The MSc in International Relations Theory is based in the Department of International Relations and offers the following benefits:
Study in a leading world centre for the subject, situated in the only UK institution devoted to the social sciences, and in a thriving research community which (together with the Government Department) received one of the highest rankings in the 2008 Research Assessment Exercise.
A strong focus on theory together with a wide choice of optional subjects.
The opportunity to participate in the editing and production of Millennium, one of the leading international relations journals.
The programme is designed for students who want to look deeply at the theoretical aspects of international relations. Materials to be studied include classical and contemporary forms of realism and liberalism, the 'English School', constructivism, critical approaches to the subject, normative theory, and feminist scholarship. The programme is particularly suitable for those students intending to proceed to a research degree and an academic career, but will also be of interest to anyone who wishes to deepen their conceptual grasp of contemporary IR.
Most of the teaching takes place in the Michaelmas and Lent terms. A 10,000 word dissertation must be submitted by 1 September.
Students will be expected to choose courses to the value of two units from a range of options.
Please read the following important information before referring to full details of course options found in the Programme Regulations.
The programme regulations available are for the current academic session and may be subject to change before the beginning of the next academic year. For more information about course availability in the next academic session, please contact the relevant academic department. The School reserves the right at all times to withdraw, suspend or alter particular courses and syllabuses, and to alter the level of fees. Courses are on occasion capped (limited to a maximum number of students) or subject to entry conditions requiring the approval of the course convenor. The School cannot guarantee that places on specific courses will be available.

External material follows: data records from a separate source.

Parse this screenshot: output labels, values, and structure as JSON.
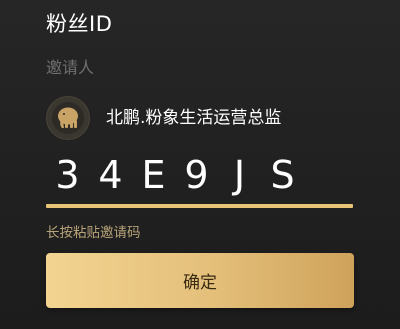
{
  "header": {
    "title": "粉丝ID"
  },
  "inviter": {
    "label": "邀请人",
    "name": "北鹏.粉象生活运营总监",
    "avatar_icon": "elephant-logo-icon"
  },
  "invite_code": {
    "chars": [
      "3",
      "4",
      "E",
      "9",
      "J",
      "S"
    ],
    "underline_color": "#e8c476"
  },
  "actions": {
    "paste_label": "长按粘贴邀请码",
    "confirm_label": "确定",
    "confirm_color": "#e6c27c"
  }
}
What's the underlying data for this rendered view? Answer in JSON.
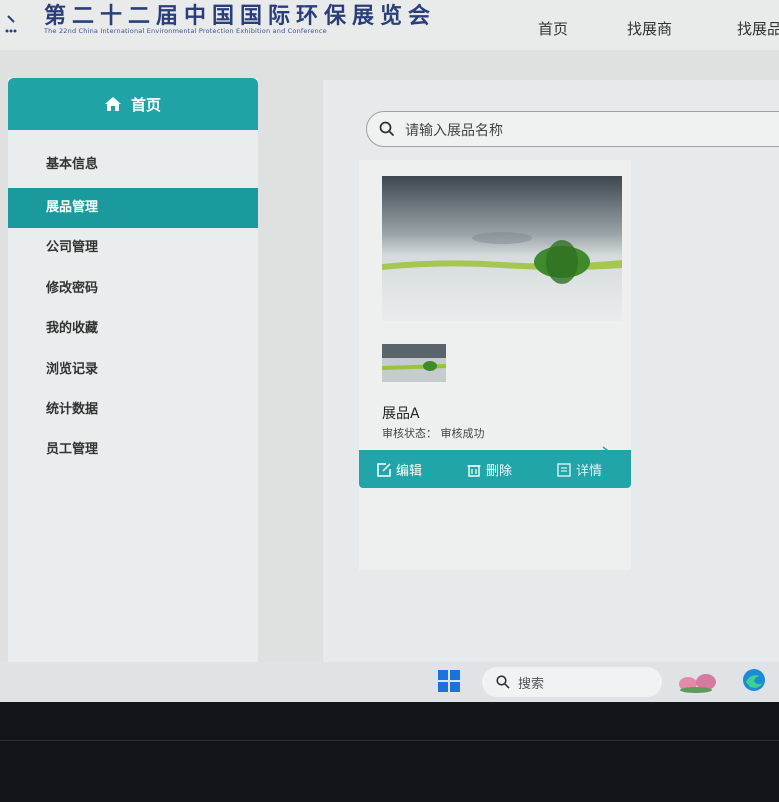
{
  "header": {
    "title_cn": "第二十二届中国国际环保展览会",
    "title_en": "The 22nd China International Environmental Protection Exhibition and Conference",
    "nav": [
      "首页",
      "找展商",
      "找展品"
    ]
  },
  "sidebar": {
    "home_label": "首页",
    "items": [
      {
        "label": "基本信息"
      },
      {
        "label": "展品管理",
        "active": true
      },
      {
        "label": "公司管理"
      },
      {
        "label": "修改密码"
      },
      {
        "label": "我的收藏"
      },
      {
        "label": "浏览记录"
      },
      {
        "label": "统计数据"
      },
      {
        "label": "员工管理"
      }
    ]
  },
  "main": {
    "search_placeholder": "请输入展品名称",
    "card": {
      "name": "展品A",
      "status_label": "审核状态：",
      "status_value": "审核成功",
      "actions": {
        "edit": "编辑",
        "delete": "删除",
        "detail": "详情"
      }
    }
  },
  "taskbar": {
    "search_label": "搜索"
  },
  "colors": {
    "accent": "#1fa3a7",
    "logo": "#2a3f7a"
  }
}
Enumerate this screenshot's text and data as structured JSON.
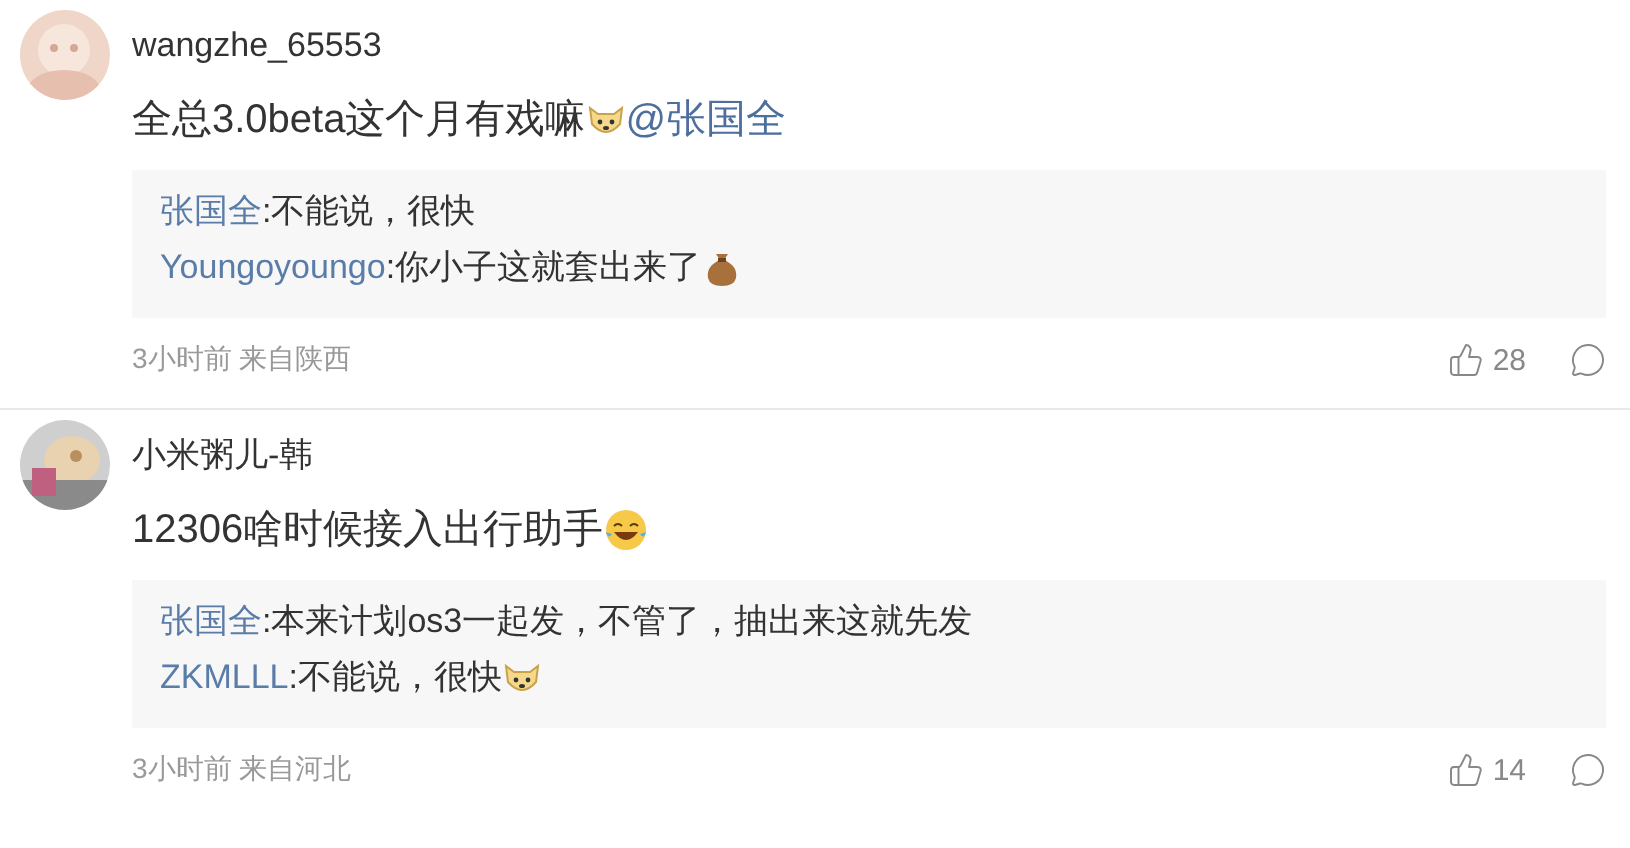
{
  "comments": [
    {
      "username": "wangzhe_65553",
      "content": [
        {
          "kind": "text",
          "text": "全总3.0beta这个月有戏嘛"
        },
        {
          "kind": "dog"
        },
        {
          "kind": "mention",
          "text": "@张国全"
        }
      ],
      "replies": [
        {
          "author": "张国全",
          "parts": [
            {
              "kind": "text",
              "text": ":不能说，很快"
            }
          ]
        },
        {
          "author": "Youngoyoungo",
          "parts": [
            {
              "kind": "text",
              "text": ":你小子这就套出来了"
            },
            {
              "kind": "pouch"
            }
          ]
        }
      ],
      "meta": "3小时前 来自陕西",
      "likes": "28"
    },
    {
      "username": "小米粥儿-韩",
      "content": [
        {
          "kind": "text",
          "text": "12306啥时候接入出行助手"
        },
        {
          "kind": "laugh"
        }
      ],
      "replies": [
        {
          "author": "张国全",
          "parts": [
            {
              "kind": "text",
              "text": ":本来计划os3一起发，不管了，抽出来这就先发"
            }
          ]
        },
        {
          "author": "ZKMLLL",
          "parts": [
            {
              "kind": "text",
              "text": ":不能说，很快"
            },
            {
              "kind": "dog"
            }
          ]
        }
      ],
      "meta": "3小时前 来自河北",
      "likes": "14"
    }
  ]
}
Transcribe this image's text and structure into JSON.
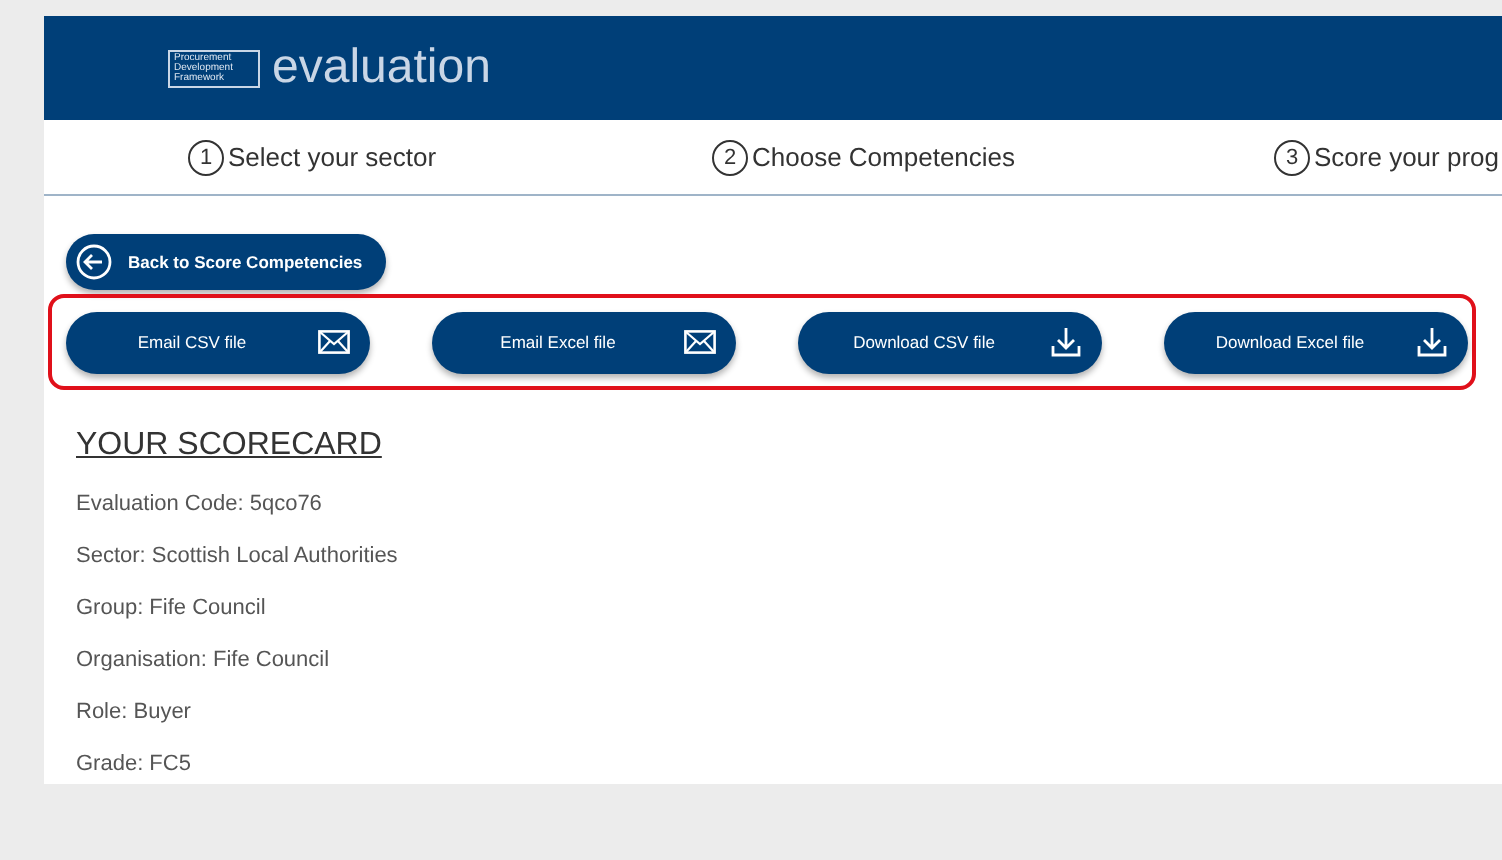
{
  "header": {
    "logo_text": "Procurement Development Framework",
    "title": "evaluation"
  },
  "steps": [
    {
      "number": "1",
      "label": "Select your sector"
    },
    {
      "number": "2",
      "label": "Choose Competencies"
    },
    {
      "number": "3",
      "label": "Score your prog"
    }
  ],
  "back_button": {
    "label": "Back to Score Competencies"
  },
  "export_buttons": [
    {
      "label": "Email CSV file",
      "kind": "email"
    },
    {
      "label": "Email Excel file",
      "kind": "email"
    },
    {
      "label": "Download CSV file",
      "kind": "download"
    },
    {
      "label": "Download Excel file",
      "kind": "download"
    }
  ],
  "scorecard": {
    "heading": "YOUR SCORECARD",
    "lines": [
      "Evaluation Code: 5qco76",
      "Sector: Scottish Local Authorities",
      "Group: Fife Council",
      "Organisation: Fife Council",
      "Role: Buyer",
      "Grade: FC5"
    ]
  }
}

Most of our former MSc students go on to work in government, international organisations, financial institutions, journalism and corporations, but a good number continue on to research degrees and the academic profession.